Recorded data:
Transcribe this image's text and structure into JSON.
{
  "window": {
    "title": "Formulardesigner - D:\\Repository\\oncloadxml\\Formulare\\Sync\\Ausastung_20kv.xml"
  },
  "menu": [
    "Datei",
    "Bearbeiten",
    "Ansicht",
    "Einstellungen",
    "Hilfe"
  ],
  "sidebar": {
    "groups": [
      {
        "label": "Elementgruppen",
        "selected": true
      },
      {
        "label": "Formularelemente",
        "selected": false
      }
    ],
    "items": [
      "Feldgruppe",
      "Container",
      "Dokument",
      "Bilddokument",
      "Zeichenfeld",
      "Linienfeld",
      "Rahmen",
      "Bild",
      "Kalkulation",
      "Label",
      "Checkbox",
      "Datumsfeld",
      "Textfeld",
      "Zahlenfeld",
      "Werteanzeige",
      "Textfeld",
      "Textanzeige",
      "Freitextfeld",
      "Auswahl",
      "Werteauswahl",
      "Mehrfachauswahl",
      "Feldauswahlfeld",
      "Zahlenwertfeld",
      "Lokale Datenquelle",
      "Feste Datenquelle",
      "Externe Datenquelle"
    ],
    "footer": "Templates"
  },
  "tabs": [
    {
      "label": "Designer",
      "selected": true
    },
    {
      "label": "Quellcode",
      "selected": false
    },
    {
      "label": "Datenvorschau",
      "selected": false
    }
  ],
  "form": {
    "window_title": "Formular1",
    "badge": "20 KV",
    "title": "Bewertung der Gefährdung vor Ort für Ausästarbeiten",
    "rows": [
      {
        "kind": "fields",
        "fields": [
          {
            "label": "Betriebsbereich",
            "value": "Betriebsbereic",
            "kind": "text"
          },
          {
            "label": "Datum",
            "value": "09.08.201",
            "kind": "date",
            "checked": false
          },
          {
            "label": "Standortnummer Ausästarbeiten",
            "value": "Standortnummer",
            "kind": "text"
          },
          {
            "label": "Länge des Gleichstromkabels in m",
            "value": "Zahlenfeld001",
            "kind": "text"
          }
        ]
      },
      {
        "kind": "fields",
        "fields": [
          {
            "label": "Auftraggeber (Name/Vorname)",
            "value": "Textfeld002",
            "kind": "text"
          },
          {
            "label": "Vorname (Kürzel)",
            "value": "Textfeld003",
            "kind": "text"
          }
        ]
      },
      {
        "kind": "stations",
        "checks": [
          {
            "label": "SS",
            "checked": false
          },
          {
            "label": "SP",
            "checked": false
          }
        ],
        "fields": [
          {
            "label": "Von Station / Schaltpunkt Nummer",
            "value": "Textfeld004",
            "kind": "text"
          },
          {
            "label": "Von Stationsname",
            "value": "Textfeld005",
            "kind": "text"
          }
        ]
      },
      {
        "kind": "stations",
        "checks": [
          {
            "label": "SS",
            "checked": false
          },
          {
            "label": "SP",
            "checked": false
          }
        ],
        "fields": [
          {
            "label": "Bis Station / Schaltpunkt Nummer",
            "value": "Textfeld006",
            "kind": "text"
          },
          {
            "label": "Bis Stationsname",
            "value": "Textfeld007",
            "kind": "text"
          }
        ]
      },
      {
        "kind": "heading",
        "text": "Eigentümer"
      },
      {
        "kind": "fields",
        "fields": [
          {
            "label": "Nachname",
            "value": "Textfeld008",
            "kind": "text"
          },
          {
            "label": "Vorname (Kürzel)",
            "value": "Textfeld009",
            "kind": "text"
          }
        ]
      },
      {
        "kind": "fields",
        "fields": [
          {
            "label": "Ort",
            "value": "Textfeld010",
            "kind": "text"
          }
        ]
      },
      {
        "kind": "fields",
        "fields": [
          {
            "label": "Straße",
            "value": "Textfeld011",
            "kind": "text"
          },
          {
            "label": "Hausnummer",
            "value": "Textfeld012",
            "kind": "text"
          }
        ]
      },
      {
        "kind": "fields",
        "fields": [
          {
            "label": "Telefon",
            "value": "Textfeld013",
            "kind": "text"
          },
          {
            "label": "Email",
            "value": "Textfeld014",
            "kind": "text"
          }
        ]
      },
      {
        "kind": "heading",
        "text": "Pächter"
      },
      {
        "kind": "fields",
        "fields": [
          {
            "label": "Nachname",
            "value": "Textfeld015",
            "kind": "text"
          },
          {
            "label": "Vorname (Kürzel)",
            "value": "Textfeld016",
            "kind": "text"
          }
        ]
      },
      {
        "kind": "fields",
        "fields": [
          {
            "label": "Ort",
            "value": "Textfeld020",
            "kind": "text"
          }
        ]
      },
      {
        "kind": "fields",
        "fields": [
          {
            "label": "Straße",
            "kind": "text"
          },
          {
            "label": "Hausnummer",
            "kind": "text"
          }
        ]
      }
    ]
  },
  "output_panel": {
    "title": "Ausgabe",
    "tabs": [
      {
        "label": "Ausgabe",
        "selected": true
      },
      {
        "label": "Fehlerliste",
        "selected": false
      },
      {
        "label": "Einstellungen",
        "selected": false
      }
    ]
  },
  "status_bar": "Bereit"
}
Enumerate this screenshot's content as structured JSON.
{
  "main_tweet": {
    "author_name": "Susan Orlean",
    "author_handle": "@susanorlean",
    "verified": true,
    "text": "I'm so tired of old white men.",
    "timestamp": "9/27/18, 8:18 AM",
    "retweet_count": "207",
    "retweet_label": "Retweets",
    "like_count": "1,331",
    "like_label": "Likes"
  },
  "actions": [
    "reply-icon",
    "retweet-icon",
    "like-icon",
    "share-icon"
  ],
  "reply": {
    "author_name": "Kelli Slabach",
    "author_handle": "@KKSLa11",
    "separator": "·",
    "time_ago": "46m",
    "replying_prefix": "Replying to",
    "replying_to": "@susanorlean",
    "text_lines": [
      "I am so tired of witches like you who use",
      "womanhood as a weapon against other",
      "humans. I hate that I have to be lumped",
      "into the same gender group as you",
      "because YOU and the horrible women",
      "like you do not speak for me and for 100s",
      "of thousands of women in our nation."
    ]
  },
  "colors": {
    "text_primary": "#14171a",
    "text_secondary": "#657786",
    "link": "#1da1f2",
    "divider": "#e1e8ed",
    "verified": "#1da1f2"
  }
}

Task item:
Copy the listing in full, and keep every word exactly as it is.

Expected answer:
Transcribe this image's text and structure into JSON.
{
  "window": {
    "title": "Formulardesigner - D:\\Repository\\oncloadxml\\Formulare\\Sync\\Ausastung_20kv.xml"
  },
  "menu": [
    "Datei",
    "Bearbeiten",
    "Ansicht",
    "Einstellungen",
    "Hilfe"
  ],
  "sidebar": {
    "groups": [
      {
        "label": "Elementgruppen",
        "selected": true
      },
      {
        "label": "Formularelemente",
        "selected": false
      }
    ],
    "items": [
      "Feldgruppe",
      "Container",
      "Dokument",
      "Bilddokument",
      "Zeichenfeld",
      "Linienfeld",
      "Rahmen",
      "Bild",
      "Kalkulation",
      "Label",
      "Checkbox",
      "Datumsfeld",
      "Textfeld",
      "Zahlenfeld",
      "Werteanzeige",
      "Textfeld",
      "Textanzeige",
      "Freitextfeld",
      "Auswahl",
      "Werteauswahl",
      "Mehrfachauswahl",
      "Feldauswahlfeld",
      "Zahlenwertfeld",
      "Lokale Datenquelle",
      "Feste Datenquelle",
      "Externe Datenquelle"
    ],
    "footer": "Templates"
  },
  "tabs": [
    {
      "label": "Designer",
      "selected": true
    },
    {
      "label": "Quellcode",
      "selected": false
    },
    {
      "label": "Datenvorschau",
      "selected": false
    }
  ],
  "form": {
    "window_title": "Formular1",
    "badge": "20 KV",
    "title": "Bewertung der Gefährdung vor Ort für Ausästarbeiten",
    "rows": [
      {
        "kind": "fields",
        "fields": [
          {
            "label": "Betriebsbereich",
            "value": "Betriebsbereic",
            "kind": "text"
          },
          {
            "label": "Datum",
            "value": "09.08.201",
            "kind": "date",
            "checked": false
          },
          {
            "label": "Standortnummer Ausästarbeiten",
            "value": "Standortnummer",
            "kind": "text"
          },
          {
            "label": "Länge des Gleichstromkabels in m",
            "value": "Zahlenfeld001",
            "kind": "text"
          }
        ]
      },
      {
        "kind": "fields",
        "fields": [
          {
            "label": "Auftraggeber (Name/Vorname)",
            "value": "Textfeld002",
            "kind": "text"
          },
          {
            "label": "Vorname (Kürzel)",
            "value": "Textfeld003",
            "kind": "text"
          }
        ]
      },
      {
        "kind": "stations",
        "checks": [
          {
            "label": "SS",
            "checked": false
          },
          {
            "label": "SP",
            "checked": false
          }
        ],
        "fields": [
          {
            "label": "Von Station / Schaltpunkt Nummer",
            "value": "Textfeld004",
            "kind": "text"
          },
          {
            "label": "Von Stationsname",
            "value": "Textfeld005",
            "kind": "text"
          }
        ]
      },
      {
        "kind": "stations",
        "checks": [
          {
            "label": "SS",
            "checked": false
          },
          {
            "label": "SP",
            "checked": false
          }
        ],
        "fields": [
          {
            "label": "Bis Station / Schaltpunkt Nummer",
            "value": "Textfeld006",
            "kind": "text"
          },
          {
            "label": "Bis Stationsname",
            "value": "Textfeld007",
            "kind": "text"
          }
        ]
      },
      {
        "kind": "heading",
        "text": "Eigentümer"
      },
      {
        "kind": "fields",
        "fields": [
          {
            "label": "Nachname",
            "value": "Textfeld008",
            "kind": "text"
          },
          {
            "label": "Vorname (Kürzel)",
            "value": "Textfeld009",
            "kind": "text"
          }
        ]
      },
      {
        "kind": "fields",
        "fields": [
          {
            "label": "Ort",
            "value": "Textfeld010",
            "kind": "text"
          }
        ]
      },
      {
        "kind": "fields",
        "fields": [
          {
            "label": "Straße",
            "value": "Textfeld011",
            "kind": "text"
          },
          {
            "label": "Hausnummer",
            "value": "Textfeld012",
            "kind": "text"
          }
        ]
      },
      {
        "kind": "fields",
        "fields": [
          {
            "label": "Telefon",
            "value": "Textfeld013",
            "kind": "text"
          },
          {
            "label": "Email",
            "value": "Textfeld014",
            "kind": "text"
          }
        ]
      },
      {
        "kind": "heading",
        "text": "Pächter"
      },
      {
        "kind": "fields",
        "fields": [
          {
            "label": "Nachname",
            "value": "Textfeld015",
            "kind": "text"
          },
          {
            "label": "Vorname (Kürzel)",
            "value": "Textfeld016",
            "kind": "text"
          }
        ]
      },
      {
        "kind": "fields",
        "fields": [
          {
            "label": "Ort",
            "value": "Textfeld020",
            "kind": "text"
          }
        ]
      },
      {
        "kind": "fields",
        "fields": [
          {
            "label": "Straße",
            "kind": "text"
          },
          {
            "label": "Hausnummer",
            "kind": "text"
          }
        ]
      }
    ]
  },
  "output_panel": {
    "title": "Ausgabe",
    "tabs": [
      {
        "label": "Ausgabe",
        "selected": true
      },
      {
        "label": "Fehlerliste",
        "selected": false
      },
      {
        "label": "Einstellungen",
        "selected": false
      }
    ]
  },
  "status_bar": "Bereit"
}
Enumerate this screenshot's content as structured JSON.
{
  "main_tweet": {
    "author_name": "Susan Orlean",
    "author_handle": "@susanorlean",
    "verified": true,
    "text": "I'm so tired of old white men.",
    "timestamp": "9/27/18, 8:18 AM",
    "retweet_count": "207",
    "retweet_label": "Retweets",
    "like_count": "1,331",
    "like_label": "Likes"
  },
  "actions": [
    "reply-icon",
    "retweet-icon",
    "like-icon",
    "share-icon"
  ],
  "reply": {
    "author_name": "Kelli Slabach",
    "author_handle": "@KKSLa11",
    "separator": "·",
    "time_ago": "46m",
    "replying_prefix": "Replying to",
    "replying_to": "@susanorlean",
    "text_lines": [
      "I am so tired of witches like you who use",
      "womanhood as a weapon against other",
      "humans. I hate that I have to be lumped",
      "into the same gender group as you",
      "because YOU and the horrible women",
      "like you do not speak for me and for 100s",
      "of thousands of women in our nation."
    ]
  },
  "colors": {
    "text_primary": "#14171a",
    "text_secondary": "#657786",
    "link": "#1da1f2",
    "divider": "#e1e8ed",
    "verified": "#1da1f2"
  }
}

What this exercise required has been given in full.